A baroque Christmas

The appeal of music at Christmas is sous entendu in my opinion. Music is but another manifestation of the instinctive response which overcomes Nature upon its descent into darkness and famine thus marked by brilliance and feast. To preserve it from becoming entirely tarsome or Bing Croby-ish (apparently he wasn’t very nice to his children), I search the Apple Music library (yet another of their award winning services) for something more in line with my interests or at least less saccharin or repetitive. I sustain this seasonal application until December 24th and no further.  By that time I have indulged myself to the point of gluttony upon everything available whether in the drawing room or my car.

Baroque music (a period or style of Western classical music from approximately 1600 to 1750 originating in Western Europe) is one of the broad musical varieties that I particularly enjoy. Key composers of the Baroque era include favourites such as Johann Sebastian Bach, Antonio Vivaldi, George Frideric Handel, Claudio Monteverdi, Domenico Scarlatti, Henry Purcell and Georg Philipp Telemann. Beethoven (1770 –  1827) should you care to know is regarded either as a Romantic composer or a Classical period composer who was part of the transition to the Romantic era.

The Baroque period saw the creation of common-practice tonality, an approach to writing music in which a song or piece is written in a particular key; this type of harmony has continued to be used extensively in Western classical and popular music. During the Baroque era, professional musicians were expected to be accomplished improvisers of both solo melodic lines and accompaniment parts. Baroque concerts were typically accompanied by a basso continuo group (comprising chord-playing instrumentalists such as harpsichordists and lute players improvising chords from a figured bass part) while a group of bass instruments—viol, cello, double bass—played the bass line. A characteristic Baroque form was the dance suite. While the pieces in a dance suite were inspired by actual dance music, dance suites were designed purely for listening, not for accompanying dancers.

In my mind a good deal of the persuasion of Christmas is its traditional alliance with many of the earlier secular renditions of Father Christmas and the feasts, yuletide logs in a roaring fire, the Charles Dickens images of a “Christmas Carol” and stormy nights out with Good King Wenceslas. It is no accident that although the month and date of Jesus’ birth are unknown, the church in the early fourth century fixed the date as December 25. This corresponds to the date of the winter solstice on the Roman calendar which interestingly was nine months after March 25, the date of the vernal equinox and a date linked to the conception of Jesus (celebrated as the Feast of the Annunciation).

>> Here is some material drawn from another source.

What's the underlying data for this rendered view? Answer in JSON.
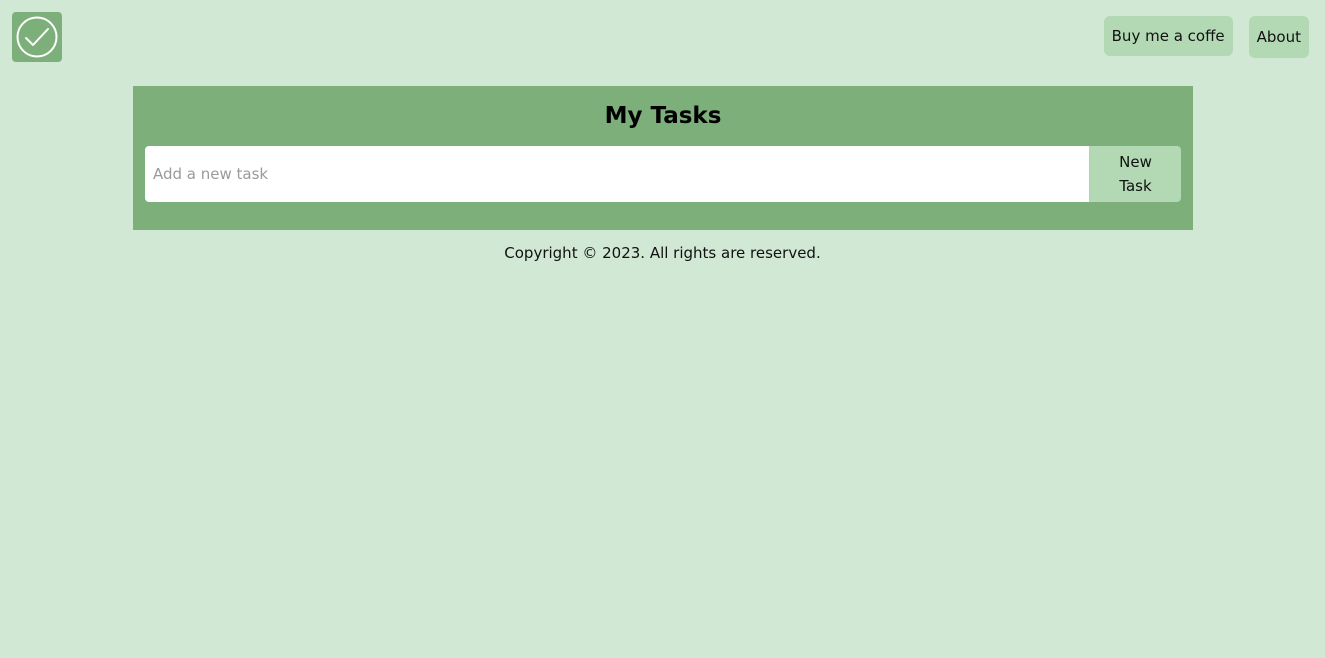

It is small wonder that after having endured such a fanciful parade of information and art, we’re so anxious to realign ourselves with more restrained and critical ambitions. Until then however the devotion persists. While for many Christmas constitutes a re-invention of familial undertakings and popular social gatherings, it can also be a time fraught with despair and loneliness. Yet whatever the situation, if one is in a room alone, gazing at a Christmas tree twinkling with tiny lights and tinsel, it is impossible not to extract some sense of amazement.